▶ **Exercise aim**:
Return each line of the records below that contains the word "说点什么".
::::::::::
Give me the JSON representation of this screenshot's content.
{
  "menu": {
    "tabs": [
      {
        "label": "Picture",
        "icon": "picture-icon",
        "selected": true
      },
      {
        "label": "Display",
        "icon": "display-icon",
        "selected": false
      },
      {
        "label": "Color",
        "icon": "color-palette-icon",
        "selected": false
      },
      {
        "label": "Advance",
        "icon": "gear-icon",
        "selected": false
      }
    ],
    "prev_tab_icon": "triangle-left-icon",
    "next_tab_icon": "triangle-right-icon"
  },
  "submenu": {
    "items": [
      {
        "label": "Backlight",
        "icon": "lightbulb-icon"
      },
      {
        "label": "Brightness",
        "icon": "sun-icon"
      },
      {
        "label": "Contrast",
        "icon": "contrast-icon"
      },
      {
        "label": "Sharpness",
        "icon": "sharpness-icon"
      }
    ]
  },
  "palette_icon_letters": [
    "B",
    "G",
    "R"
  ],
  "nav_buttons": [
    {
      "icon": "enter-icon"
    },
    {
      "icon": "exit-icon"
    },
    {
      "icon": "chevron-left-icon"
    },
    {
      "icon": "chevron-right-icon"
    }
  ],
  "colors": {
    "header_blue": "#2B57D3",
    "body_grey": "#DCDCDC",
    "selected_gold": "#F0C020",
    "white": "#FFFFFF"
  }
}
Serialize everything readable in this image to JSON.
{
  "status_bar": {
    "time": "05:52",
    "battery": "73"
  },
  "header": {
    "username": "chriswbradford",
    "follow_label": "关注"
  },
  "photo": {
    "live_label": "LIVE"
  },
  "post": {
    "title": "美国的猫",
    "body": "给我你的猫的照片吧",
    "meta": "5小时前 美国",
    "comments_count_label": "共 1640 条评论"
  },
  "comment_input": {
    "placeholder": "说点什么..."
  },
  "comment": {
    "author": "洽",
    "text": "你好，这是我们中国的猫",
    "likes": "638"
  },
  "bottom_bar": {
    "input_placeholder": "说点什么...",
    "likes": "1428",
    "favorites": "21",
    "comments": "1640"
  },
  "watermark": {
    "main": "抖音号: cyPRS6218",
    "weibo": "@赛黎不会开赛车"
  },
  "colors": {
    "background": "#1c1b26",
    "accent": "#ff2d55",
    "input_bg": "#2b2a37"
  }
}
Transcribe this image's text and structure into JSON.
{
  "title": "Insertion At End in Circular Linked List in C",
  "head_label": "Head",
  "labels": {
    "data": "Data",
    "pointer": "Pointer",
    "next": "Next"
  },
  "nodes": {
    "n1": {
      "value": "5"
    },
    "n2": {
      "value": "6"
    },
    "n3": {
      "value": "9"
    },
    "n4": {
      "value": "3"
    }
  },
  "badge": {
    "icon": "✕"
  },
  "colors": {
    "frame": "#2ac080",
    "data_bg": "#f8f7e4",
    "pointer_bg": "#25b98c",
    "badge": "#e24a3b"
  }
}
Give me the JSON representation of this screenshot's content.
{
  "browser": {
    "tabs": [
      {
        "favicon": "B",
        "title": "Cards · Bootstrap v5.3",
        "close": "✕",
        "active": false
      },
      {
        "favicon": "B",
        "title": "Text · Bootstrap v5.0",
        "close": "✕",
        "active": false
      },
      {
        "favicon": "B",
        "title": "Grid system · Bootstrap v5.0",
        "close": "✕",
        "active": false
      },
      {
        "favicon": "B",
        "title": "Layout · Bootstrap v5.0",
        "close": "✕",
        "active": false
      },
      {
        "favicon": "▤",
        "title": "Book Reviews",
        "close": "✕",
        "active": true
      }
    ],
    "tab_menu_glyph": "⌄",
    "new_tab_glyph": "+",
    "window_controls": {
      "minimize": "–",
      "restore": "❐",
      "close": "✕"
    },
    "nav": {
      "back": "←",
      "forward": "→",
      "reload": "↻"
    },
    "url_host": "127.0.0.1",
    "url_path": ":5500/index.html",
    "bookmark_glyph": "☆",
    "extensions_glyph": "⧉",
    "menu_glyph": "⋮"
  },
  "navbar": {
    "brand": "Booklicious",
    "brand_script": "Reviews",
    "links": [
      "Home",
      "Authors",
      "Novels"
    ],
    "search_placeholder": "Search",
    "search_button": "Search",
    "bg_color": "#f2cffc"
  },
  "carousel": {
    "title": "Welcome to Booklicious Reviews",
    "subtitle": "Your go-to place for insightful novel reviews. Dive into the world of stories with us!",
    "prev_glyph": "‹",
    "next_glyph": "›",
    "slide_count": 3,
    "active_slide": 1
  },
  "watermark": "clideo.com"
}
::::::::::
▶ **Exercise output**:
    "placeholder": "说点什么..."
    "input_placeholder": "说点什么...",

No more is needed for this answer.